Roddick holds on, Djokovic storms into US Open
Defending champion Novak Djokovic stormed into the US Open last 16 on Sunday as Andy Roddick stretched his long goodbye into a prime-time showdown with fellow former champion Juan Martin Del Potro.
Djokovic coasted past French 30th seed Julien Benneteau 6-3, 6-2, 6-2 despite being forced to open up play on day seven at Arthur Ashe Stadium.
“It was an early match for me. Usually I don’t like to play the first match,” said second-seeded Djokovic.
“So it was important to stay strong and commit to every point.”
The Serb didn’t face a single break point in his 97-minute victory, his fourth on the trot against Benneteau, firing 13 aces and 41 winners.
The 25-year-old hasn’t dropped serve since the first game of his first-round match and has made the last 16 for a sixth successive year by losing just 14 games in three rounds.
He goes on to face Swiss 18th seed Stanislas Wawrinka, a semi-finalist in 2010 who eased past 14th-seeded Ukrainian Alexandr Dolgopolov 6-4, 6-4, 6-2 for a spot in the quarter-finals.
American 20th seed Roddick delayed his retirement by advancing to the fourth round with a 7-5, 7-6 (7/1), 4-6, 6-4 victory over Italy’s Fabio Fognini.
Roddick, the 2003 US Open winner who will retire once this tournament is over, will play for a spot in the quarter-finals against 2009 winner Juan Martin Del Potro, the seventh seed from Argentina.
“I am trying to keep all of my emotions together. All the support I have received over the past few days has been truly humbling,” said 30-year-old Roddick.
Del Potro defeated 63rd-ranked compatriot Leonardo Mayer 6-3, 7-5, 7-6 (11/9) in a three-hour 20-minute marathon which was wrapped up on his sixth match point.
Del Potro’s win in New York three years ago was the only occasion in the last 30 majors that the champion wasn’t Roger Federer, Rafael Nadal or Djokovic.
“It’s not easy when you are playing another Argentinian and a guy who is a friend. He makes a lot of first serves and plays serve-and-volley,” said Del Potro.

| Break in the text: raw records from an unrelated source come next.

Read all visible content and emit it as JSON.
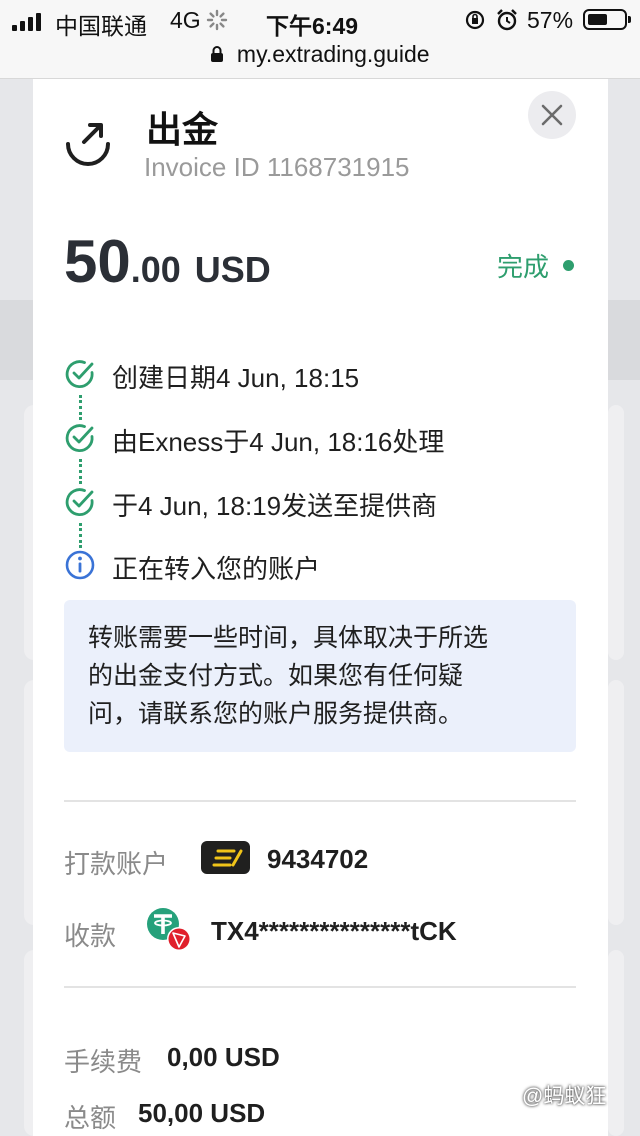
{
  "status_bar": {
    "carrier": "中国联通",
    "network": "4G",
    "time": "下午6:49",
    "battery": "57%",
    "battery_level": 0.57
  },
  "browser": {
    "url": "my.extrading.guide"
  },
  "modal": {
    "title": "出金",
    "invoice_label": "Invoice ID 1168731915",
    "amount_major": "50",
    "amount_minor": ".00",
    "amount_currency": "USD",
    "status_label": "完成",
    "status_color": "#2e9e6e",
    "steps": [
      {
        "text": "创建日期4 Jun, 18:15",
        "state": "done",
        "icon": "check-circle-icon"
      },
      {
        "text": "由Exness于4 Jun, 18:16处理",
        "state": "done",
        "icon": "check-circle-icon"
      },
      {
        "text": "于4 Jun, 18:19发送至提供商",
        "state": "done",
        "icon": "check-circle-icon"
      },
      {
        "text": "正在转入您的账户",
        "state": "pending",
        "icon": "info-circle-icon"
      }
    ],
    "notice_lines": [
      "转账需要一些时间，具体取决于所选",
      "的出金支付方式。如果您有任何疑",
      "问，请联系您的账户服务提供商。"
    ],
    "details": {
      "from_label": "打款账户",
      "from_value": "9434702",
      "from_icon": "exness-logo-icon",
      "to_label": "收款",
      "to_value": "TX4***************tCK",
      "to_icon": "tether-tron-icon",
      "fee_label": "手续费",
      "fee_value": "0,00 USD",
      "total_label": "总额",
      "total_value": "50,00 USD"
    }
  },
  "watermark": "@蚂蚁狂"
}
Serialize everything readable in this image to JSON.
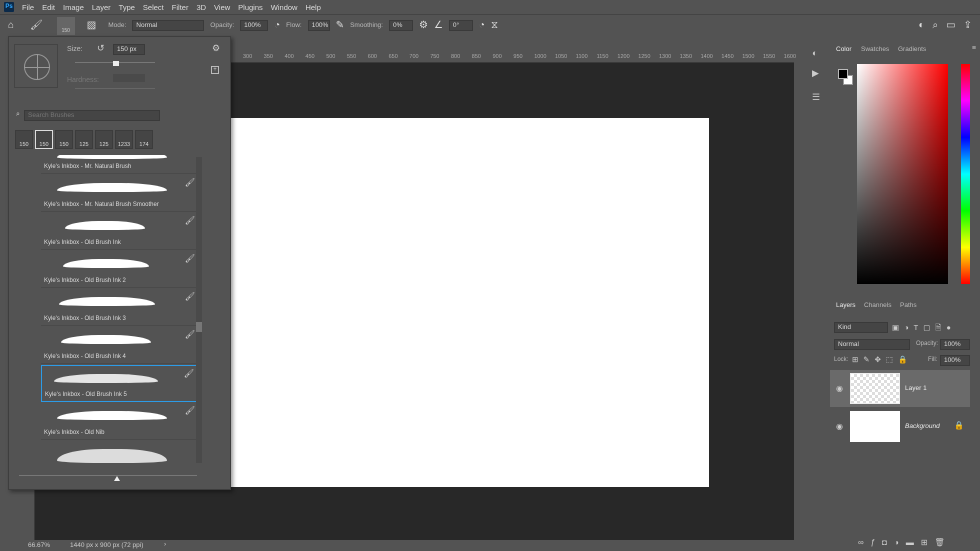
{
  "menu": {
    "logo": "Ps",
    "items": [
      "File",
      "Edit",
      "Image",
      "Layer",
      "Type",
      "Select",
      "Filter",
      "3D",
      "View",
      "Plugins",
      "Window",
      "Help"
    ]
  },
  "options": {
    "brush_size": "150",
    "mode_label": "Mode:",
    "mode": "Normal",
    "opacity_label": "Opacity:",
    "opacity": "100%",
    "flow_label": "Flow:",
    "flow": "100%",
    "smoothing_label": "Smoothing:",
    "smoothing": "0%",
    "angle": "0°"
  },
  "ruler": {
    "ticks": [
      "300",
      "350",
      "400",
      "450",
      "500",
      "550",
      "600",
      "650",
      "700",
      "750",
      "800",
      "850",
      "900",
      "950",
      "1000",
      "1050",
      "1100",
      "1150",
      "1200",
      "1250",
      "1300",
      "1350",
      "1400",
      "1450",
      "1500",
      "1550",
      "1600"
    ]
  },
  "brush_panel": {
    "size_label": "Size:",
    "size": "150 px",
    "hardness_label": "Hardness:",
    "search_placeholder": "Search Brushes",
    "presets": [
      "150",
      "150",
      "150",
      "125",
      "125",
      "1233",
      "174"
    ],
    "brushes": [
      "Kyle's Inkbox - Mr. Natural Brush",
      "Kyle's Inkbox - Mr. Natural Brush Smoother",
      "Kyle's Inkbox - Old Brush Ink",
      "Kyle's Inkbox - Old Brush Ink 2",
      "Kyle's Inkbox - Old Brush Ink 3",
      "Kyle's Inkbox - Old Brush Ink 4",
      "Kyle's Inkbox - Old Brush Ink 5",
      "Kyle's Inkbox - Old Nib"
    ],
    "selected": "Kyle's Inkbox - Old Brush Ink 5"
  },
  "color_panel": {
    "tabs": [
      "Color",
      "Swatches",
      "Gradients"
    ],
    "foreground": "#000000",
    "background": "#ffffff",
    "hue": "#ff0000"
  },
  "layers_panel": {
    "tabs": [
      "Layers",
      "Channels",
      "Paths"
    ],
    "filter": "Kind",
    "blend": "Normal",
    "opacity_label": "Opacity:",
    "opacity": "100%",
    "lock_label": "Lock:",
    "fill_label": "Fill:",
    "fill": "100%",
    "layers": [
      {
        "name": "Layer 1",
        "selected": true
      },
      {
        "name": "Background",
        "locked": true
      }
    ]
  },
  "status": {
    "zoom": "66.67%",
    "doc": "1440 px x 900 px (72 ppi)"
  }
}
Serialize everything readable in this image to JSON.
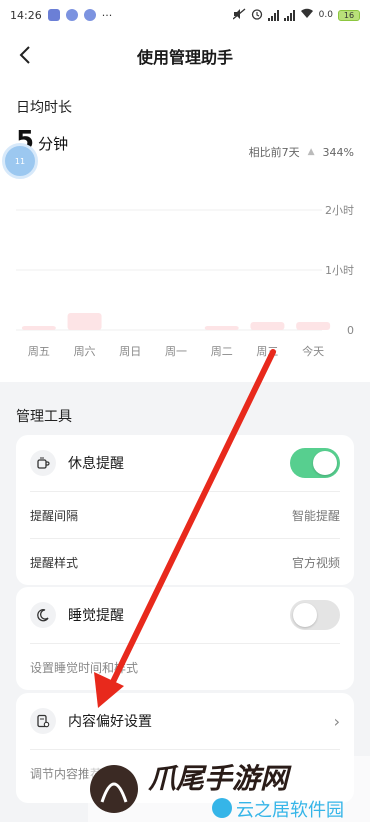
{
  "status_bar": {
    "time": "14:26",
    "more": "···",
    "network_speed": "0.0",
    "battery": "16"
  },
  "header": {
    "title": "使用管理助手"
  },
  "usage": {
    "section_label": "日均时长",
    "value": "5",
    "unit": "分钟",
    "compare_label": "相比前7天",
    "compare_value": "344%",
    "badge": "11"
  },
  "chart_data": {
    "type": "bar",
    "categories": [
      "周五",
      "周六",
      "周日",
      "周一",
      "周二",
      "周三",
      "今天"
    ],
    "values": [
      4,
      17,
      0,
      0,
      4,
      8,
      8
    ],
    "unit": "分钟",
    "y_tick_values": [
      0,
      60,
      120
    ],
    "y_tick_labels": [
      "0",
      "1小时",
      "2小时"
    ],
    "ylim": [
      0,
      125
    ],
    "colors": [
      "#fde4e6",
      "#fde4e6",
      "#fde4e6",
      "#fde4e6",
      "#fde4e6",
      "#fde4e6",
      "#fde4e6"
    ]
  },
  "tools": {
    "section_label": "管理工具",
    "rest_reminder": {
      "title": "休息提醒",
      "enabled": true,
      "interval_label": "提醒间隔",
      "interval_value": "智能提醒",
      "style_label": "提醒样式",
      "style_value": "官方视频"
    },
    "sleep_reminder": {
      "title": "睡觉提醒",
      "enabled": false,
      "description": "设置睡觉时间和样式"
    },
    "content_preference": {
      "title": "内容偏好设置",
      "description": "调节内容推荐"
    }
  },
  "watermark": {
    "text_1": "爪尾手游网",
    "text_2": "云之居软件园"
  },
  "colors": {
    "accent_green": "#57cf8f",
    "bar_pink": "#fde4e6",
    "arrow_red": "#e8291c"
  }
}
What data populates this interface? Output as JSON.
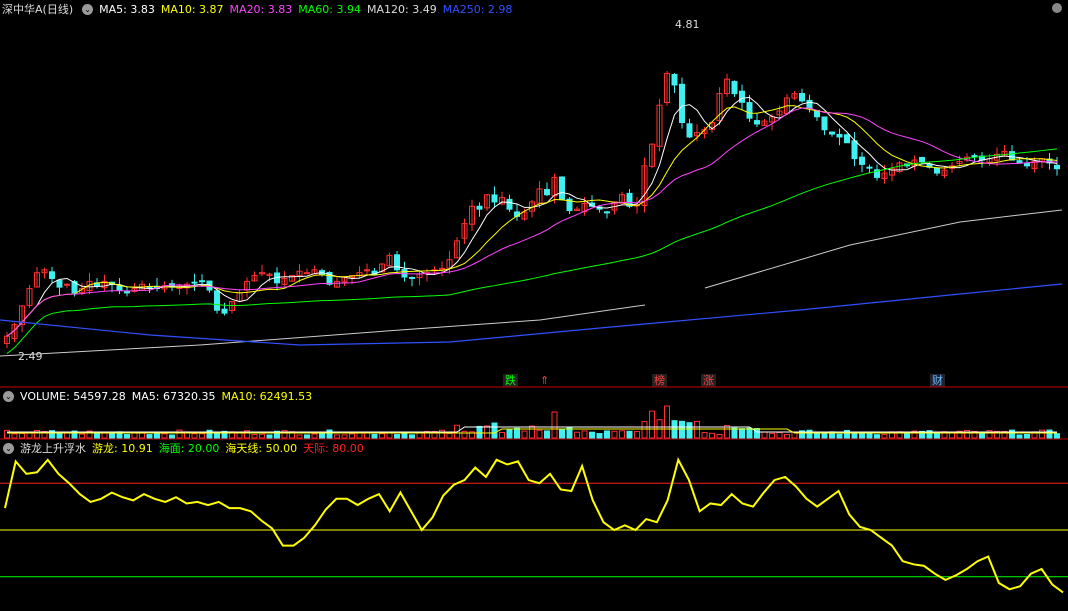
{
  "price_panel": {
    "title": "深中华A(日线)",
    "ma_labels": [
      {
        "key": "MA5",
        "value": "3.83",
        "color": "#ffffff"
      },
      {
        "key": "MA10",
        "value": "3.87",
        "color": "#ffff00"
      },
      {
        "key": "MA20",
        "value": "3.83",
        "color": "#ff44ff"
      },
      {
        "key": "MA60",
        "value": "3.94",
        "color": "#00ff00"
      },
      {
        "key": "MA120",
        "value": "3.49",
        "color": "#dddddd"
      },
      {
        "key": "MA250",
        "value": "2.98",
        "color": "#3050ff"
      }
    ],
    "high_marker": "4.81",
    "low_marker": "2.49"
  },
  "event_markers": [
    {
      "label": "跌",
      "color": "#00ff00"
    },
    {
      "label": "⇑",
      "color": "#ff4040"
    },
    {
      "label": "榜",
      "color": "#ff4040"
    },
    {
      "label": "涨",
      "color": "#ff4040"
    },
    {
      "label": "财",
      "color": "#66bbff"
    }
  ],
  "volume_panel": {
    "labels": [
      {
        "key": "VOLUME",
        "value": "54597.28",
        "color": "#ffffff"
      },
      {
        "key": "MA5",
        "value": "67320.35",
        "color": "#ffffff"
      },
      {
        "key": "MA10",
        "value": "62491.53",
        "color": "#ffff00"
      }
    ]
  },
  "indicator_panel": {
    "name": "游龙上升浮水",
    "labels": [
      {
        "key": "游龙",
        "value": "10.91",
        "color": "#ffff00"
      },
      {
        "key": "海面",
        "value": "20.00",
        "color": "#00ff00"
      },
      {
        "key": "海天线",
        "value": "50.00",
        "color": "#ffff00"
      },
      {
        "key": "天际",
        "value": "80.00",
        "color": "#ff2020"
      }
    ]
  },
  "colors": {
    "up": "#ff3030",
    "down": "#40f0f0",
    "ma5": "#ffffff",
    "ma10": "#ffff00",
    "ma20": "#ff44ff",
    "ma60": "#00ff00",
    "ma120": "#cccccc",
    "ma250": "#3050ff"
  },
  "chart_data": [
    {
      "type": "candlestick",
      "title": "深中华A(日线)",
      "y_range": [
        2.49,
        4.81
      ],
      "n_bars": 141,
      "closes": [
        2.62,
        2.7,
        2.83,
        2.95,
        3.06,
        3.08,
        3.02,
        2.96,
        2.98,
        2.92,
        2.95,
        3.0,
        2.97,
        3.0,
        2.98,
        2.94,
        2.92,
        2.95,
        2.98,
        2.96,
        2.95,
        2.97,
        2.96,
        2.97,
        2.98,
        2.99,
        3.0,
        2.94,
        2.8,
        2.78,
        2.86,
        2.92,
        3.0,
        3.04,
        3.06,
        3.05,
        2.99,
        3.02,
        3.04,
        3.07,
        3.06,
        3.08,
        3.05,
        2.98,
        3.0,
        3.03,
        3.04,
        3.06,
        3.08,
        3.05,
        3.12,
        3.18,
        3.08,
        3.03,
        3.02,
        3.05,
        3.06,
        3.08,
        3.09,
        3.15,
        3.28,
        3.4,
        3.52,
        3.5,
        3.6,
        3.55,
        3.58,
        3.5,
        3.45,
        3.48,
        3.55,
        3.64,
        3.6,
        3.72,
        3.57,
        3.49,
        3.5,
        3.54,
        3.52,
        3.5,
        3.48,
        3.55,
        3.6,
        3.52,
        3.53,
        3.8,
        3.95,
        4.22,
        4.44,
        4.36,
        4.1,
        4.0,
        4.03,
        4.05,
        4.1,
        4.3,
        4.4,
        4.3,
        4.24,
        4.13,
        4.09,
        4.11,
        4.14,
        4.18,
        4.27,
        4.3,
        4.25,
        4.2,
        4.14,
        4.05,
        4.02,
        4.0,
        3.96,
        3.85,
        3.81,
        3.79,
        3.72,
        3.75,
        3.78,
        3.82,
        3.8,
        3.84,
        3.83,
        3.79,
        3.75,
        3.77,
        3.8,
        3.83,
        3.86,
        3.87,
        3.84,
        3.85,
        3.88,
        3.9,
        3.84,
        3.82,
        3.8,
        3.83,
        3.85,
        3.82,
        3.78
      ],
      "ma_current": {
        "MA5": 3.83,
        "MA10": 3.87,
        "MA20": 3.83,
        "MA60": 3.94,
        "MA120": 3.49,
        "MA250": 2.98
      },
      "annotations": [
        "4.81",
        "2.49"
      ]
    },
    {
      "type": "bar",
      "title": "VOLUME",
      "values_current": {
        "VOLUME": 54597.28,
        "MA5": 67320.35,
        "MA10": 62491.53
      }
    },
    {
      "type": "line",
      "title": "游龙上升浮水",
      "ylim": [
        0,
        100
      ],
      "reference_lines": [
        {
          "name": "海面",
          "value": 20
        },
        {
          "name": "海天线",
          "value": 50
        },
        {
          "name": "天际",
          "value": 80
        }
      ],
      "series": [
        {
          "name": "游龙",
          "values": [
            64,
            94,
            86,
            87,
            95,
            86,
            80,
            73,
            68,
            70,
            74,
            71,
            69,
            73,
            70,
            68,
            71,
            67,
            68,
            66,
            68,
            64,
            64,
            62,
            56,
            51,
            40,
            40,
            45,
            53,
            63,
            70,
            70,
            66,
            70,
            73,
            62,
            74,
            62,
            50,
            58,
            72,
            79,
            82,
            90,
            84,
            95,
            92,
            94,
            82,
            80,
            86,
            76,
            75,
            91,
            69,
            55,
            50,
            53,
            50,
            57,
            55,
            69,
            95,
            82,
            62,
            67,
            66,
            73,
            67,
            65,
            74,
            82,
            84,
            78,
            70,
            65,
            70,
            75,
            60,
            52,
            50,
            45,
            40,
            30,
            28,
            27,
            22,
            18,
            21,
            25,
            30,
            33,
            16,
            12,
            14,
            22,
            25,
            15,
            10
          ]
        }
      ],
      "current": {
        "游龙": 10.91
      }
    }
  ]
}
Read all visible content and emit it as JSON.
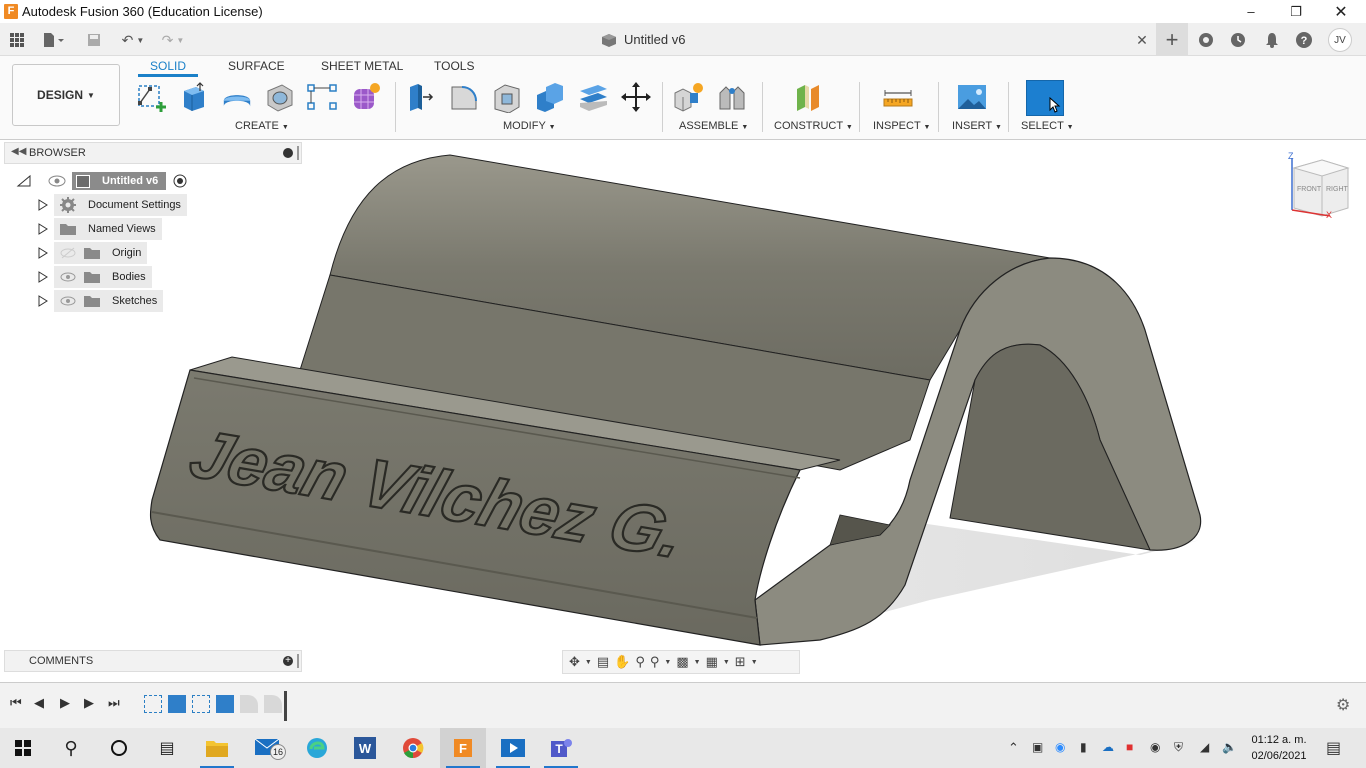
{
  "window": {
    "title": "Autodesk Fusion 360 (Education License)",
    "app_icon_letter": "F"
  },
  "quick_access": {
    "doc_tab_title": "Untitled v6",
    "user_initials": "JV"
  },
  "ribbon": {
    "workspace": "DESIGN",
    "tabs": [
      {
        "label": "SOLID",
        "active": true
      },
      {
        "label": "SURFACE",
        "active": false
      },
      {
        "label": "SHEET METAL",
        "active": false
      },
      {
        "label": "TOOLS",
        "active": false
      }
    ],
    "groups": {
      "create": "CREATE",
      "modify": "MODIFY",
      "assemble": "ASSEMBLE",
      "construct": "CONSTRUCT",
      "inspect": "INSPECT",
      "insert": "INSERT",
      "select": "SELECT"
    }
  },
  "browser": {
    "header": "BROWSER",
    "root": "Untitled v6",
    "items": [
      {
        "label": "Document Settings",
        "icon": "gear-icon"
      },
      {
        "label": "Named Views",
        "icon": "folder-icon"
      },
      {
        "label": "Origin",
        "icon": "folder-icon"
      },
      {
        "label": "Bodies",
        "icon": "folder-icon"
      },
      {
        "label": "Sketches",
        "icon": "folder-icon"
      }
    ]
  },
  "model": {
    "engraved_text": "Jean Vilchez G."
  },
  "viewcube": {
    "front": "FRONT",
    "right": "RIGHT",
    "z_axis": "Z",
    "x_axis": "X"
  },
  "comments": {
    "header": "COMMENTS"
  },
  "taskbar": {
    "mail_badge": "16",
    "time": "01:12 a. m.",
    "date": "02/06/2021"
  },
  "colors": {
    "accent": "#1a80c8",
    "model_body": "#7e7d72",
    "select_tile": "#1c7fd0",
    "fusion_orange": "#f08a24"
  }
}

“This is my best tournament. All of my biggest memories are here.”
While Roddick survived, another former champion, 2001 winner Lleyton Hewitt, was knocked out by low-profile Spanish fourth seed David Ferrer, a semi-finalist in 2007, who clinched a 7-6 (11/9), 4-6, 6-3, 6-0 win.
Former world No 1 Hewitt, who has not reached the last 16 at the US Open since 2006, and has been plagued by groin and foot problems this year, committed 72 unforced errors and squandered five set points in the first set tie-breaker.
“All in all, I’m happy. It takes a quality player to beat me,” said 31-year-old Hewitt, who needed a wildcard to play in New York after his ranking slumped to 125.
Ferrer, a semi-finalist already this year at the French Open, and a quarter-finalist at the Australian Open and Wimbledon, has five titles to his name this year – second only to world number one Federer.
“I’m having the best season of my career and I think it’s the right time. I’m 30 years old,” said Ferrer, who will next face French 13th seed Richard Gasquet.
Gasquet beat 245-ranked US college champion Steve Johnson 7-6 (7/4), 6-2, 6-3.
Hewitt, 31, and Ferrer were two of eight players 30-or-older to reach the third round, the most since 1974.
Serb eighth seed Janko Tipsarevic, a quarter-finalist last year, made the last 16, beating Slovenian qualifier Grega Zemlja 6-4, 6-3, 7-5.
He will face either US ninth seed John Isner or German 19th seed Philipp Kohlschreiber for a quarter-final spot.